### Entries shown ###
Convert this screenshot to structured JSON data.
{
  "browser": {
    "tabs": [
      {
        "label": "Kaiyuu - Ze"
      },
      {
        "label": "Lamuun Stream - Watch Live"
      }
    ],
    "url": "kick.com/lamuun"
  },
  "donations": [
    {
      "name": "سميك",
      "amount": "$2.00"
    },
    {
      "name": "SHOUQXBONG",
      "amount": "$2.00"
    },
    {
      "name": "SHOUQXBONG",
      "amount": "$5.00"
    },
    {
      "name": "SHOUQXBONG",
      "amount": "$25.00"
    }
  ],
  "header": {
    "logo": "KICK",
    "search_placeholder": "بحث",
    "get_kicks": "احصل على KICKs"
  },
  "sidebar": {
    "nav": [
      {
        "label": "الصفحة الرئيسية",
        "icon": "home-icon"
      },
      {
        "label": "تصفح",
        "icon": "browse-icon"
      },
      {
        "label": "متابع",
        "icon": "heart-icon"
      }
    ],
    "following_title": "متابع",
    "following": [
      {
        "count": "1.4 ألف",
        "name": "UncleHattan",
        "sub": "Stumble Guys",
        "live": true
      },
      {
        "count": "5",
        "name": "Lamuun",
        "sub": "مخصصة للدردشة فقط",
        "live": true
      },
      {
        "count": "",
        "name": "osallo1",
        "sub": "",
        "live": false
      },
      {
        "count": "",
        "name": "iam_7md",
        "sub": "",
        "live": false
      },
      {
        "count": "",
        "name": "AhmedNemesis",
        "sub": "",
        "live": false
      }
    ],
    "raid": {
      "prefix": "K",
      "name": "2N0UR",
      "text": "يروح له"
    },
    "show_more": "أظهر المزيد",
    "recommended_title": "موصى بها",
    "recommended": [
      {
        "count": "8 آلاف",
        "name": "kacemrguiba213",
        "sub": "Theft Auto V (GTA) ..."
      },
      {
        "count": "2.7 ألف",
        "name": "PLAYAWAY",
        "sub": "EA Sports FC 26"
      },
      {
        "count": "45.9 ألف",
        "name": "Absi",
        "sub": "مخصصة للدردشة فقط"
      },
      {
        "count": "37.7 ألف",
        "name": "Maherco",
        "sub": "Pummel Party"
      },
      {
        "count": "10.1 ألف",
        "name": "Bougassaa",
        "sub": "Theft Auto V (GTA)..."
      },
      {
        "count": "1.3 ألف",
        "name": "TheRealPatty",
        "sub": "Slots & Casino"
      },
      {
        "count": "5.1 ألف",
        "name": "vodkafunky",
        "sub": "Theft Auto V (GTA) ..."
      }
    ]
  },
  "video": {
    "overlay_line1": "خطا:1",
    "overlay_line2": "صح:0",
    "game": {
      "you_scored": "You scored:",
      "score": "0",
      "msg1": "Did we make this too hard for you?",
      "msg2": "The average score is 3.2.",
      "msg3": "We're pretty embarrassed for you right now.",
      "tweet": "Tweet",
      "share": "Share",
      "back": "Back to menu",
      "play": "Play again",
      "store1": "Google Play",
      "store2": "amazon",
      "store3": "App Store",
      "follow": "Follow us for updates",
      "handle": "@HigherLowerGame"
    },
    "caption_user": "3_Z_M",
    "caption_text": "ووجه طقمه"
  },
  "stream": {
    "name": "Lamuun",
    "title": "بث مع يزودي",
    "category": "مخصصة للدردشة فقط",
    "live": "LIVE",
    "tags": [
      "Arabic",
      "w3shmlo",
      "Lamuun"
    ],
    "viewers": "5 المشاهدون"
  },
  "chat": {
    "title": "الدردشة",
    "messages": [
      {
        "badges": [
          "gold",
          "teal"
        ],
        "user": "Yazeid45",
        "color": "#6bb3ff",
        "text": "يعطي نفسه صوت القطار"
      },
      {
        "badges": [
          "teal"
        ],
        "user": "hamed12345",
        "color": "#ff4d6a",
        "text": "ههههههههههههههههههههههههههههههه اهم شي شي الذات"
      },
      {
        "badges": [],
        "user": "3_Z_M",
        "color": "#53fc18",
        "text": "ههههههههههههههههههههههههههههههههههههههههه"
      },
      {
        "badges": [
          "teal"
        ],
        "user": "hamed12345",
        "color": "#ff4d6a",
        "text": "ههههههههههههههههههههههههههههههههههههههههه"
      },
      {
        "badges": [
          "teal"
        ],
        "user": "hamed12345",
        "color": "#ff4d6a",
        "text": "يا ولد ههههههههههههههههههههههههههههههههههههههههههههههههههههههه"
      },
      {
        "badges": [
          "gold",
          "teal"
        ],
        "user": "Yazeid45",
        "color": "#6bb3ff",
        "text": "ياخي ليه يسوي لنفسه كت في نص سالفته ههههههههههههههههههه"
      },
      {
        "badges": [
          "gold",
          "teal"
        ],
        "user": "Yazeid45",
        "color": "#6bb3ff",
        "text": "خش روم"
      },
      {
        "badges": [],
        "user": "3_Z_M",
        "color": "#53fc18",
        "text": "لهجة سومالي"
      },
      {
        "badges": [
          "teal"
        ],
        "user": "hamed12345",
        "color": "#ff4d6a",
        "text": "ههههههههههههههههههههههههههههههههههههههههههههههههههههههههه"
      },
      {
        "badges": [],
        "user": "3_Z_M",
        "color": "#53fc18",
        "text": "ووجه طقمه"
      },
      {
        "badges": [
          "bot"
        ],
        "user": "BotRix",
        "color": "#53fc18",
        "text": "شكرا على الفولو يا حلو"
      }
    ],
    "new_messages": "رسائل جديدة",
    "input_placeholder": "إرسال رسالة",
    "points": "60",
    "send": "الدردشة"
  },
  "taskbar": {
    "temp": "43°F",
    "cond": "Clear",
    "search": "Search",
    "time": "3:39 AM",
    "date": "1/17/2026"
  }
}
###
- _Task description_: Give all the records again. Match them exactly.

- _Expected answer_:
Convert this screenshot to structured JSON data.
{
  "browser": {
    "tabs": [
      {
        "label": "Kaiyuu - Ze"
      },
      {
        "label": "Lamuun Stream - Watch Live"
      }
    ],
    "url": "kick.com/lamuun"
  },
  "donations": [
    {
      "name": "سميك",
      "amount": "$2.00"
    },
    {
      "name": "SHOUQXBONG",
      "amount": "$2.00"
    },
    {
      "name": "SHOUQXBONG",
      "amount": "$5.00"
    },
    {
      "name": "SHOUQXBONG",
      "amount": "$25.00"
    }
  ],
  "header": {
    "logo": "KICK",
    "search_placeholder": "بحث",
    "get_kicks": "احصل على KICKs"
  },
  "sidebar": {
    "nav": [
      {
        "label": "الصفحة الرئيسية",
        "icon": "home-icon"
      },
      {
        "label": "تصفح",
        "icon": "browse-icon"
      },
      {
        "label": "متابع",
        "icon": "heart-icon"
      }
    ],
    "following_title": "متابع",
    "following": [
      {
        "count": "1.4 ألف",
        "name": "UncleHattan",
        "sub": "Stumble Guys",
        "live": true
      },
      {
        "count": "5",
        "name": "Lamuun",
        "sub": "مخصصة للدردشة فقط",
        "live": true
      },
      {
        "count": "",
        "name": "osallo1",
        "sub": "",
        "live": false
      },
      {
        "count": "",
        "name": "iam_7md",
        "sub": "",
        "live": false
      },
      {
        "count": "",
        "name": "AhmedNemesis",
        "sub": "",
        "live": false
      }
    ],
    "raid": {
      "prefix": "K",
      "name": "2N0UR",
      "text": "يروح له"
    },
    "show_more": "أظهر المزيد",
    "recommended_title": "موصى بها",
    "recommended": [
      {
        "count": "8 آلاف",
        "name": "kacemrguiba213",
        "sub": "Theft Auto V (GTA) ..."
      },
      {
        "count": "2.7 ألف",
        "name": "PLAYAWAY",
        "sub": "EA Sports FC 26"
      },
      {
        "count": "45.9 ألف",
        "name": "Absi",
        "sub": "مخصصة للدردشة فقط"
      },
      {
        "count": "37.7 ألف",
        "name": "Maherco",
        "sub": "Pummel Party"
      },
      {
        "count": "10.1 ألف",
        "name": "Bougassaa",
        "sub": "Theft Auto V (GTA)..."
      },
      {
        "count": "1.3 ألف",
        "name": "TheRealPatty",
        "sub": "Slots & Casino"
      },
      {
        "count": "5.1 ألف",
        "name": "vodkafunky",
        "sub": "Theft Auto V (GTA) ..."
      }
    ]
  },
  "video": {
    "overlay_line1": "خطا:1",
    "overlay_line2": "صح:0",
    "game": {
      "you_scored": "You scored:",
      "score": "0",
      "msg1": "Did we make this too hard for you?",
      "msg2": "The average score is 3.2.",
      "msg3": "We're pretty embarrassed for you right now.",
      "tweet": "Tweet",
      "share": "Share",
      "back": "Back to menu",
      "play": "Play again",
      "store1": "Google Play",
      "store2": "amazon",
      "store3": "App Store",
      "follow": "Follow us for updates",
      "handle": "@HigherLowerGame"
    },
    "caption_user": "3_Z_M",
    "caption_text": "ووجه طقمه"
  },
  "stream": {
    "name": "Lamuun",
    "title": "بث مع يزودي",
    "category": "مخصصة للدردشة فقط",
    "live": "LIVE",
    "tags": [
      "Arabic",
      "w3shmlo",
      "Lamuun"
    ],
    "viewers": "5 المشاهدون"
  },
  "chat": {
    "title": "الدردشة",
    "messages": [
      {
        "badges": [
          "gold",
          "teal"
        ],
        "user": "Yazeid45",
        "color": "#6bb3ff",
        "text": "يعطي نفسه صوت القطار"
      },
      {
        "badges": [
          "teal"
        ],
        "user": "hamed12345",
        "color": "#ff4d6a",
        "text": "ههههههههههههههههههههههههههههههه اهم شي شي الذات"
      },
      {
        "badges": [],
        "user": "3_Z_M",
        "color": "#53fc18",
        "text": "ههههههههههههههههههههههههههههههههههههههههه"
      },
      {
        "badges": [
          "teal"
        ],
        "user": "hamed12345",
        "color": "#ff4d6a",
        "text": "ههههههههههههههههههههههههههههههههههههههههه"
      },
      {
        "badges": [
          "teal"
        ],
        "user": "hamed12345",
        "color": "#ff4d6a",
        "text": "يا ولد ههههههههههههههههههههههههههههههههههههههههههههههههههههههه"
      },
      {
        "badges": [
          "gold",
          "teal"
        ],
        "user": "Yazeid45",
        "color": "#6bb3ff",
        "text": "ياخي ليه يسوي لنفسه كت في نص سالفته ههههههههههههههههههه"
      },
      {
        "badges": [
          "gold",
          "teal"
        ],
        "user": "Yazeid45",
        "color": "#6bb3ff",
        "text": "خش روم"
      },
      {
        "badges": [],
        "user": "3_Z_M",
        "color": "#53fc18",
        "text": "لهجة سومالي"
      },
      {
        "badges": [
          "teal"
        ],
        "user": "hamed12345",
        "color": "#ff4d6a",
        "text": "ههههههههههههههههههههههههههههههههههههههههههههههههههههههههه"
      },
      {
        "badges": [],
        "user": "3_Z_M",
        "color": "#53fc18",
        "text": "ووجه طقمه"
      },
      {
        "badges": [
          "bot"
        ],
        "user": "BotRix",
        "color": "#53fc18",
        "text": "شكرا على الفولو يا حلو"
      }
    ],
    "new_messages": "رسائل جديدة",
    "input_placeholder": "إرسال رسالة",
    "points": "60",
    "send": "الدردشة"
  },
  "taskbar": {
    "temp": "43°F",
    "cond": "Clear",
    "search": "Search",
    "time": "3:39 AM",
    "date": "1/17/2026"
  }
}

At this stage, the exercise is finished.